“My name was Salmon, like the fish; first name Susie. I was fourteen when I was murdered on December 6, 1973. My murderer was a man from out neighbourhood. My mother liked his border flowers, and my father talked to him once about fertiliser.”
This is Susie Salmon, speaking from heaven – which looks a lot like her school playground, with the good kind of swing sets, councellors to help newcomers adjust, and friends to room with. Everything Susie wants appears as soon as she thinks of it – except the one thing she wants most: to be back with the people she loved on earth.
My Dad actually lent me this book, and after hearing it reduced him to tears at certain points (which is a sight, considering he’s a 19 stone muscle-man boxer) I knew I had to read it.
The story is about Susie Salmon, a 14-year-old schoolgirl who was brutally raped and murdered on her way home from school. She narrates the story from heaven, describing her family members’ individual descents into despair over her death and being unable to find her killer.
Sebold has taken a dark, possibly taboo subject and churned it into an elegant and, at some points, uplifting written masterpiece. If you have ever lost anyone close to you, you will be able to relate. It presents Susie watching over her family and friends as they grow up after her death, doing things she will never now experience. The whole story is atmospheric and captivates you, so you feel part of the family, feel their rollercoaster emotions over the years. You share their anger, their pain and their loss but also you feel an overwhelming sadness at being constantly reminded that Susie will never experience life past that of a 14-year-old.
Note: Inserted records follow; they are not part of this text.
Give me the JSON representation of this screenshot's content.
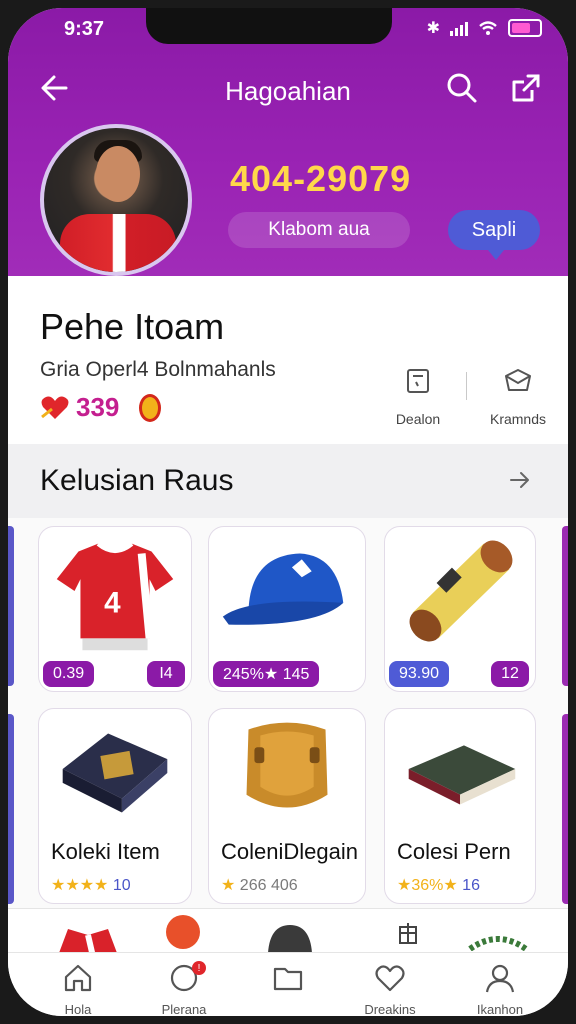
{
  "status": {
    "time": "9:37"
  },
  "header": {
    "title": "Hagoahian",
    "score": "404-29079",
    "name_pill": "Klabom aua",
    "sapi_label": "Sapli"
  },
  "profile": {
    "name": "Pehe Itoam",
    "subtitle": "Gria Operl4 Bolnmahanls",
    "stat_value": "339",
    "action_left": "Dealon",
    "action_right": "Kramnds"
  },
  "section": {
    "title": "Kelusian Raus"
  },
  "products_top": [
    {
      "price": "0.39",
      "qty": "I4"
    },
    {
      "price": "245%★ 145",
      "qty": ""
    },
    {
      "price": "93.90",
      "qty": "12"
    }
  ],
  "products_bottom": [
    {
      "title": "Koleki Item",
      "stars": "★★★★",
      "rating": "10"
    },
    {
      "title": "ColeniDlegain",
      "stars": "★",
      "rating": "266 406"
    },
    {
      "title": "Colesi Pern",
      "stars": "★36%★",
      "rating": "16"
    }
  ],
  "tabs": [
    {
      "label": "Hola"
    },
    {
      "label": "Plerana"
    },
    {
      "label": ""
    },
    {
      "label": "Dreakins"
    },
    {
      "label": "Ikanhon"
    }
  ],
  "colors": {
    "header": "#8b1aa7",
    "accent": "#4f5bd6",
    "score": "#ffd84a"
  }
}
Sebold consistently keeps the air of innocence and naivety surrounding Susie’s narrative, so you can always tell she is not mentally advancing any more from the day that she died in 1973, especially where she wanders around her ‘heaven’, a heaven of her “simplest dreams”, where “there were no teachers… We never had to go inside except for art class… The boys did not pinch our backsides or tell us we smelled; our textbooks were Seventeen and Glamour and Vogue”.
I remember reading it on the bus to and from work, and had to slam it shut at some points to compose myself. Otherwise I would have started bawling and made a tit out of myself.
If you have seen the film and never read the book, I suggest you erase the movie from your memory and start fresh with the book. With the movie, it focused on the pretty scenery and was very visually orientated, and I feel that compared to the book, it lacked any depth. The book is much darker and adult-like in terms of the developing storyline (most of which were missed from the film) and emotions that are felt.
The only slight dissappointment with this book was the ending; it was a bit flat. After feeling like a part of the family and sharing their pain and joy throughout the book I would have liked to read how they felt after her murderer was found, and the events following his departure from the story.